(Source records Opens)
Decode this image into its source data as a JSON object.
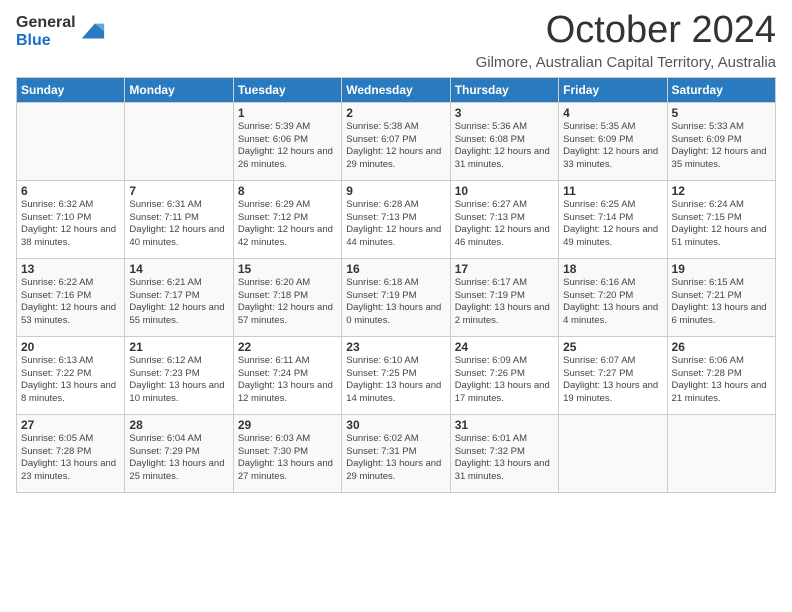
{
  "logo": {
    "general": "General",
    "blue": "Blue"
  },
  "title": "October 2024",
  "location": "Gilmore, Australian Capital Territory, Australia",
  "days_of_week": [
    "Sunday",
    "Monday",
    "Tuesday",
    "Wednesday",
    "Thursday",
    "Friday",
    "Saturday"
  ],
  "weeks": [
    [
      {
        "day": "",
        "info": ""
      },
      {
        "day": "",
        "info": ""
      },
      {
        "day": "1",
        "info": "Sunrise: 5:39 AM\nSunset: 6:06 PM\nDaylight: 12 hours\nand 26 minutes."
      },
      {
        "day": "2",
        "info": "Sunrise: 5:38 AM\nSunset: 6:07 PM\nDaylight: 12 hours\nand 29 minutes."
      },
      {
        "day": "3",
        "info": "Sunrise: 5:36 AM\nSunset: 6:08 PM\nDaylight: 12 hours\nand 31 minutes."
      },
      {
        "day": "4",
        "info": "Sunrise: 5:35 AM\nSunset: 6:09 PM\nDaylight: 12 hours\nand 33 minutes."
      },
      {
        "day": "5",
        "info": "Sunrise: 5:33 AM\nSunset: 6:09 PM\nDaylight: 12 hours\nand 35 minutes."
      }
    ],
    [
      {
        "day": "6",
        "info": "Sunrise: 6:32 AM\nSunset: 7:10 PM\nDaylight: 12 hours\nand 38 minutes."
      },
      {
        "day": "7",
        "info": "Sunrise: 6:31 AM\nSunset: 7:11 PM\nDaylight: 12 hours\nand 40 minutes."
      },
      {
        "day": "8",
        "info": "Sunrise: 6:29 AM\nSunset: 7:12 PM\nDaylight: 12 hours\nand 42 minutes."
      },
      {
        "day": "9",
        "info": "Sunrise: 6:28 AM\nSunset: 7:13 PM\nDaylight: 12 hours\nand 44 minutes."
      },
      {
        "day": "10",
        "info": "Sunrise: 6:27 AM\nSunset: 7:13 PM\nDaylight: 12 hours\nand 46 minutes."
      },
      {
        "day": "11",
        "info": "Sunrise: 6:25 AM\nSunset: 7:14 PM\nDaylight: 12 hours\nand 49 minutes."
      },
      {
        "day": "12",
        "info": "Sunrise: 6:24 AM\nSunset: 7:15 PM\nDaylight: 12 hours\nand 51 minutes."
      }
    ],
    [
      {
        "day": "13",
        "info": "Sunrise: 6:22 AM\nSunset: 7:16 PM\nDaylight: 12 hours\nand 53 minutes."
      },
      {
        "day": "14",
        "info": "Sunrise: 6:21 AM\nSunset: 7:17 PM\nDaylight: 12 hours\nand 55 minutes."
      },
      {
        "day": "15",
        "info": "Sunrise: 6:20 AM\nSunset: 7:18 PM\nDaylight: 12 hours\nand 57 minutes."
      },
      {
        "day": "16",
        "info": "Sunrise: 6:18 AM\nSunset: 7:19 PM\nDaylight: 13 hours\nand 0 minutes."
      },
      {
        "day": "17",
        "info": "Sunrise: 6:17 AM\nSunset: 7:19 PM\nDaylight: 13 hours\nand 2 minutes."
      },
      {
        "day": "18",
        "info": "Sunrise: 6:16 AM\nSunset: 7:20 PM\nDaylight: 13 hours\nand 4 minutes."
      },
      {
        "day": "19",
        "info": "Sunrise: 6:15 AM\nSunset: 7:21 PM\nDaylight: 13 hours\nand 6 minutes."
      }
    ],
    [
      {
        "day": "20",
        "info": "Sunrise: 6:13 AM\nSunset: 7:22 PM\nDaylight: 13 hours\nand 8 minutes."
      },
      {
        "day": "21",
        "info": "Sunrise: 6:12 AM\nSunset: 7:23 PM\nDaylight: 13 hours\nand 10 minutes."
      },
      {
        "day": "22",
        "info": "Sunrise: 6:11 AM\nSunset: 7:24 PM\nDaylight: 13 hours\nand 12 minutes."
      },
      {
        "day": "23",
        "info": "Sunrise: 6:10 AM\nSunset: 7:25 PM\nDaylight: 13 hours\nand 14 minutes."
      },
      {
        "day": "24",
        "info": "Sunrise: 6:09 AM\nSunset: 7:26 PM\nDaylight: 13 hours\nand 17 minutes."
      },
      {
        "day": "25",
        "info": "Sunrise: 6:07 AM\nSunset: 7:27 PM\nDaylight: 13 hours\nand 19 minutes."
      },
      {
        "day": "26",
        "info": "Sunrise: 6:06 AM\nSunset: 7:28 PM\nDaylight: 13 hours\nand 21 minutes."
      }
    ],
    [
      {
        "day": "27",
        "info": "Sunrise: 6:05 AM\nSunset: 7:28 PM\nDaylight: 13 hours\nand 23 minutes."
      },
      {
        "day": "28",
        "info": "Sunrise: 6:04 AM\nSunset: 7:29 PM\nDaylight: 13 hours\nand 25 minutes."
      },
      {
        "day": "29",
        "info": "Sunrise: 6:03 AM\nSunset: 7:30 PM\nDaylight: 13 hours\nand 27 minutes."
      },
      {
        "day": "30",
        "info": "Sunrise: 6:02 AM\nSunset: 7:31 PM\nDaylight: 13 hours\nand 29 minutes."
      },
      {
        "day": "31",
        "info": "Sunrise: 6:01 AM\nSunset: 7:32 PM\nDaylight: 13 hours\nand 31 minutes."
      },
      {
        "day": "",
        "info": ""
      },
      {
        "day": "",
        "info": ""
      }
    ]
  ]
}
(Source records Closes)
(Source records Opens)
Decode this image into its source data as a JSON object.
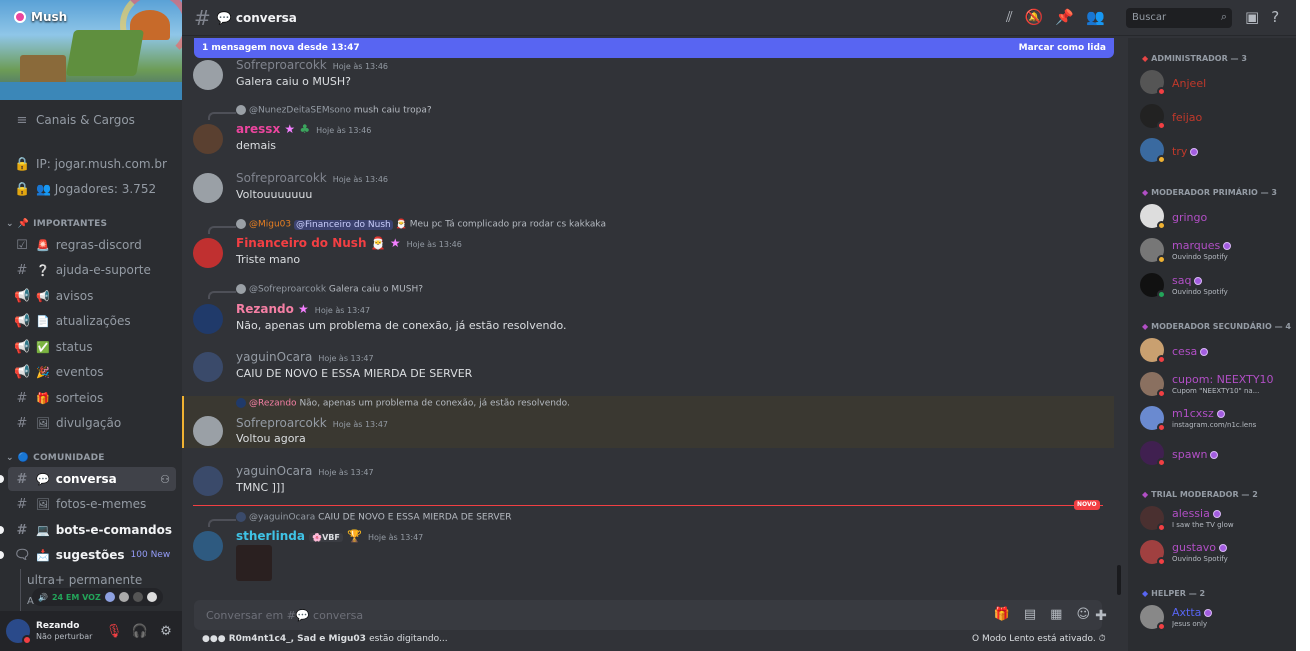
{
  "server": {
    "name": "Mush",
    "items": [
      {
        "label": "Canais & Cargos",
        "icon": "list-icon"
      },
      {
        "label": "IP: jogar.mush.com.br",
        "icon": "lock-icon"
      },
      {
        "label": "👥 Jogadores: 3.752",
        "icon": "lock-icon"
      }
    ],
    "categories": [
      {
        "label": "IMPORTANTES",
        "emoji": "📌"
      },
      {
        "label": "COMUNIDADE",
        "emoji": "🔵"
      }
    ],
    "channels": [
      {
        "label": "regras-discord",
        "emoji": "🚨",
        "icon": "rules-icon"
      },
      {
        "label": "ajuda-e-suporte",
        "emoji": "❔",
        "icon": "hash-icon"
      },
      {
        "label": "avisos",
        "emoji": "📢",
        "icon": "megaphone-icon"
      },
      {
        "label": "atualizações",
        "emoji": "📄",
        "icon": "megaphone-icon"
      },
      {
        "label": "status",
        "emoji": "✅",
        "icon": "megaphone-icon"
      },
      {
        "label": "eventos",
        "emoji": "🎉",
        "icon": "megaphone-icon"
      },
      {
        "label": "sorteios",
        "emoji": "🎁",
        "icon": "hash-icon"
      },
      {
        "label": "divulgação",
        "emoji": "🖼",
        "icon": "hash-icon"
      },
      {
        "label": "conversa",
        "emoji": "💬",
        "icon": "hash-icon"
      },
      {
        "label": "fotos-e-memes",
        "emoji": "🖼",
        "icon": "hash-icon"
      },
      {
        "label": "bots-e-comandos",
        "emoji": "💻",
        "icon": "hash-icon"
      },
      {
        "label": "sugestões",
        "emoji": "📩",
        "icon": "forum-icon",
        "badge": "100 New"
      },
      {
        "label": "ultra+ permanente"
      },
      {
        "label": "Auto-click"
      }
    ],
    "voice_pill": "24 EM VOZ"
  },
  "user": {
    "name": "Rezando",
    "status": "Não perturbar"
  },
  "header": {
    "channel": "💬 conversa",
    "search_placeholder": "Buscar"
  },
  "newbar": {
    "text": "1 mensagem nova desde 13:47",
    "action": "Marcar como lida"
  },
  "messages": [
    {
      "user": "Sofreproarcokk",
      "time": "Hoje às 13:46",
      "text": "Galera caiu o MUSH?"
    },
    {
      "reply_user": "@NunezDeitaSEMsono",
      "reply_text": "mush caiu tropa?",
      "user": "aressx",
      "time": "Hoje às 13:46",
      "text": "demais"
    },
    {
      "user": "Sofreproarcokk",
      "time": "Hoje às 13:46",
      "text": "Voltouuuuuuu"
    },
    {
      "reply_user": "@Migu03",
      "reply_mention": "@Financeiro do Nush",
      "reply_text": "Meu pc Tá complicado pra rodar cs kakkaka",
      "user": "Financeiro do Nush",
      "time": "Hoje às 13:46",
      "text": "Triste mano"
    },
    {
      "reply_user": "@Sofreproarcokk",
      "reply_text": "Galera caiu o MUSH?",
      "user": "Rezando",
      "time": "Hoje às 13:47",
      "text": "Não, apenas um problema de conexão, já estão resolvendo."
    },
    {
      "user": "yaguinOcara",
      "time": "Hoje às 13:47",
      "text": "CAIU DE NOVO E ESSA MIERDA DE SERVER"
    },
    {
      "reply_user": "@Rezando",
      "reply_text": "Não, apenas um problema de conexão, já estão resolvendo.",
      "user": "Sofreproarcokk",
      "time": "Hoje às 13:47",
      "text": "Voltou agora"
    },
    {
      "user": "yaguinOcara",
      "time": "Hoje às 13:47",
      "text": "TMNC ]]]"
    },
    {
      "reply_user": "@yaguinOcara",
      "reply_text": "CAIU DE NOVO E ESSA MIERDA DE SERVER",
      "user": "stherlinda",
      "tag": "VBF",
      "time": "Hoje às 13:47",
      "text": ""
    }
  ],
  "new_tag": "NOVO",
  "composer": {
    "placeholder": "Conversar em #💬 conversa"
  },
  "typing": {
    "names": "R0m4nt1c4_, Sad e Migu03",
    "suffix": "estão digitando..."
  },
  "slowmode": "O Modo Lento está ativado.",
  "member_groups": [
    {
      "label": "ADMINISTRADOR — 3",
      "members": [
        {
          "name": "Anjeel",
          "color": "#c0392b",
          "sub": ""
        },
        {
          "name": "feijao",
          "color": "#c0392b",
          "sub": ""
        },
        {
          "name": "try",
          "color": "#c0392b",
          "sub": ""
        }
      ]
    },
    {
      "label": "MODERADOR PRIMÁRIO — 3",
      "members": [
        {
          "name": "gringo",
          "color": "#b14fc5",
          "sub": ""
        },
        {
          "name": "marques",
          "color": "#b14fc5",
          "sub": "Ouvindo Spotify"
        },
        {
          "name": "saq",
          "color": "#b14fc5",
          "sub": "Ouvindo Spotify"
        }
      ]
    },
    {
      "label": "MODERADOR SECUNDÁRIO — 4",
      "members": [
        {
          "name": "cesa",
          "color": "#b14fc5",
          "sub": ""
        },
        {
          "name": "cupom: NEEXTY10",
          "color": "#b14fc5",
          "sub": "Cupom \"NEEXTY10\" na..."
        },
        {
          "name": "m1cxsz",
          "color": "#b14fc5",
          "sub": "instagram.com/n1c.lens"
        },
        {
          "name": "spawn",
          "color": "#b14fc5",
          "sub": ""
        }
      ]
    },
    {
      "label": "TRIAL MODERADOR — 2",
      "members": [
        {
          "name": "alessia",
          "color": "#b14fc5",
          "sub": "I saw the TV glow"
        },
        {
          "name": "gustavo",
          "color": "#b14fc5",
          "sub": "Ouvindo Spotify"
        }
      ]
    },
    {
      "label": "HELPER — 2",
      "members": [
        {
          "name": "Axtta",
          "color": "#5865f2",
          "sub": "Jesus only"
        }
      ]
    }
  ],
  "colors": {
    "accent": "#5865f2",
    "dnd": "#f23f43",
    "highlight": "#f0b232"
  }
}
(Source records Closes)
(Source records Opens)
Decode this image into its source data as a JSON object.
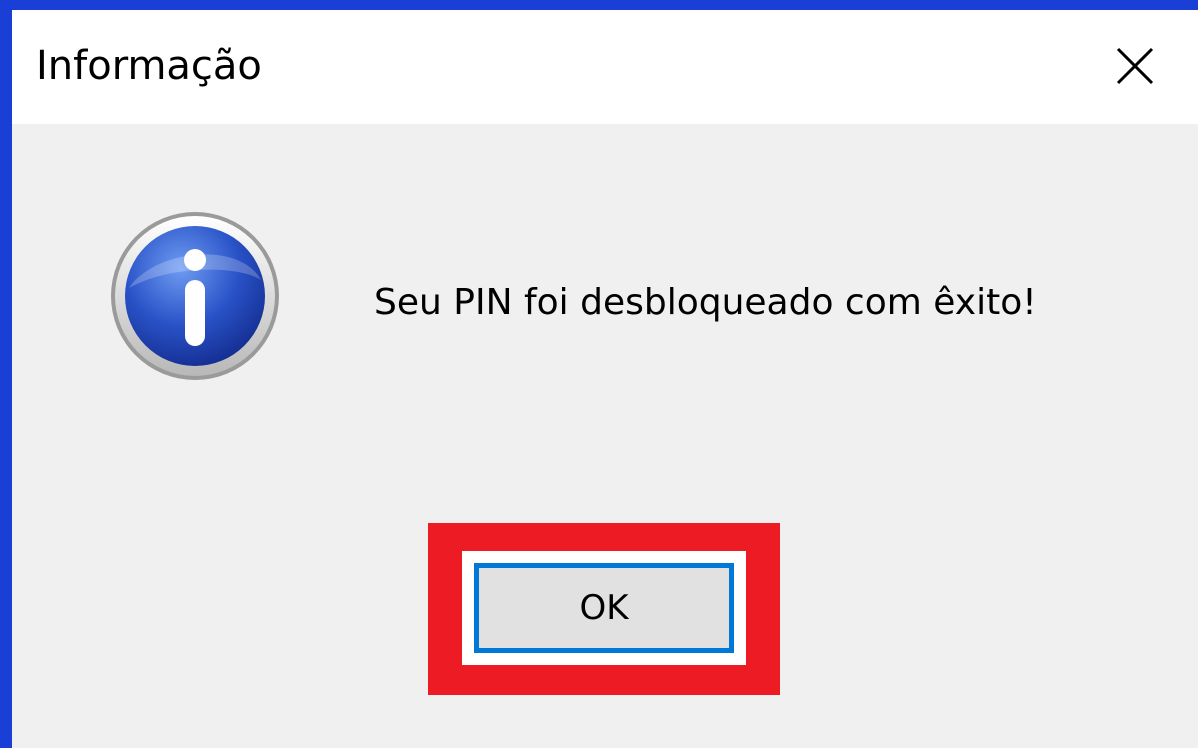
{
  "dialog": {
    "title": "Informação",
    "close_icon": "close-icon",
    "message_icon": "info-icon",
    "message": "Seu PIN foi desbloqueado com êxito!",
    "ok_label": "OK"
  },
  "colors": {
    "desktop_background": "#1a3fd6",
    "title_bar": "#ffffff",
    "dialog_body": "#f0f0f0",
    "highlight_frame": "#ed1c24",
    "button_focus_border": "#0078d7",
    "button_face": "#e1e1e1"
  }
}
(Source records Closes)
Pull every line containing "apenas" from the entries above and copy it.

Result of this task:
      "text": "Não, apenas um problema de conexão, já estão resolvendo."
      "reply_text": "Não, apenas um problema de conexão, já estão resolvendo.",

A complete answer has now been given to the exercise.